However, it appears that the federal government has made its work a bit easier. The Canadian government has effectively BCC‘d itself on your emails, according to documents obtained by Geist.
An “unnamed telecom firm” allowed the government to “copy communication data moving on its networks,” by “sending what is essentially a mirror image of the packet data.” This packet data then goes to the agency, which conducts “deep packet inspection” — an analysis that can “distinguish between emails, file-sharing and other types of internet communication, and can be used to build statistics about an internet user.”
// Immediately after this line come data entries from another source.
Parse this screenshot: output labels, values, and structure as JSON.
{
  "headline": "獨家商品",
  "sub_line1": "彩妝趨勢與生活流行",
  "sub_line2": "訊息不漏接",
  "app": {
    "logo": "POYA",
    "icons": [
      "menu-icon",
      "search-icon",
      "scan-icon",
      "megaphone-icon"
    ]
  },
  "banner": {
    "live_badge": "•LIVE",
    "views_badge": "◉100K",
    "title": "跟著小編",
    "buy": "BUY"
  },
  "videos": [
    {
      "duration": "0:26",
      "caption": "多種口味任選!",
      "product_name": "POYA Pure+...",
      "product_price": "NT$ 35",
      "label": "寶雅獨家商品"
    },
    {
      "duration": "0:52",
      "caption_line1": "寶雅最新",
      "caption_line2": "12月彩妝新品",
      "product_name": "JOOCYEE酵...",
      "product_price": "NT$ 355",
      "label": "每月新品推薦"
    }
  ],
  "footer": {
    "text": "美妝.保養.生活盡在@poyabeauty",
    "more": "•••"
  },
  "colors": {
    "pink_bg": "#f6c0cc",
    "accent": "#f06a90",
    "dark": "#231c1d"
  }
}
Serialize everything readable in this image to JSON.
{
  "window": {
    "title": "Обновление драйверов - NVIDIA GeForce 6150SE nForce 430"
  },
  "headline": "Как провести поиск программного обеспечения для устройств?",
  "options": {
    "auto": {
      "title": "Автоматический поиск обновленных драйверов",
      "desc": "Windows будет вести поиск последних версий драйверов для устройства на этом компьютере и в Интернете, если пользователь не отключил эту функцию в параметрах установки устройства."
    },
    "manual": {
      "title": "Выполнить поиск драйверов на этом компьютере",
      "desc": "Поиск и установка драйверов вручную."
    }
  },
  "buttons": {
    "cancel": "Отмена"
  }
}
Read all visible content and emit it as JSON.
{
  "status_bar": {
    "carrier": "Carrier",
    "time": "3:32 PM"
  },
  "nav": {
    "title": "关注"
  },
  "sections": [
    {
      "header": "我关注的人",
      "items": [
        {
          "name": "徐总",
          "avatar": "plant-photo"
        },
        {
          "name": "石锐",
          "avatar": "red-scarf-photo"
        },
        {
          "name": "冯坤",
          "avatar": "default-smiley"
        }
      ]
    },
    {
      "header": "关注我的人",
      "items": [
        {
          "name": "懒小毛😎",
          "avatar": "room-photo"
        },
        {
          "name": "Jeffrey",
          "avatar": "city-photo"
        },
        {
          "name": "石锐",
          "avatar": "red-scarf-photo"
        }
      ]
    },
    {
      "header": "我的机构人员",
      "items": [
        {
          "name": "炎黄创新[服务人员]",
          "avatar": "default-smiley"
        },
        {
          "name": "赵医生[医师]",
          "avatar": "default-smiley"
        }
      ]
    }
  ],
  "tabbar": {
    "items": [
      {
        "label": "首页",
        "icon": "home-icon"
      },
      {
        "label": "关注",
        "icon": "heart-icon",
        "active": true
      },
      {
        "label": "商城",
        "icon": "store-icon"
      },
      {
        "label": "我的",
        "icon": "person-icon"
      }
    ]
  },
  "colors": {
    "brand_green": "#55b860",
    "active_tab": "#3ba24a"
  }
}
Geist notes, “the systems may create great efficiencies for law enforcement — click, access subscriber data, and receive a bill from the telecom company — but they suggest a system that is entirely devoid of oversight, with even the Privacy Commissioner excluded from ensuring compliance with the law.” In a post published on May 1, Geist warns about “many, many questions without any clear answers.”
Prime Minister Stephen Harper and NDP leader Tom Mulcair expressed similar concerns over legal compliance. Out of 18,849 data requests “in a recent 12-month period” by the Canada Border Services Agency, a scant 52 requests had court warrants.
Source: Huffington Post Canada.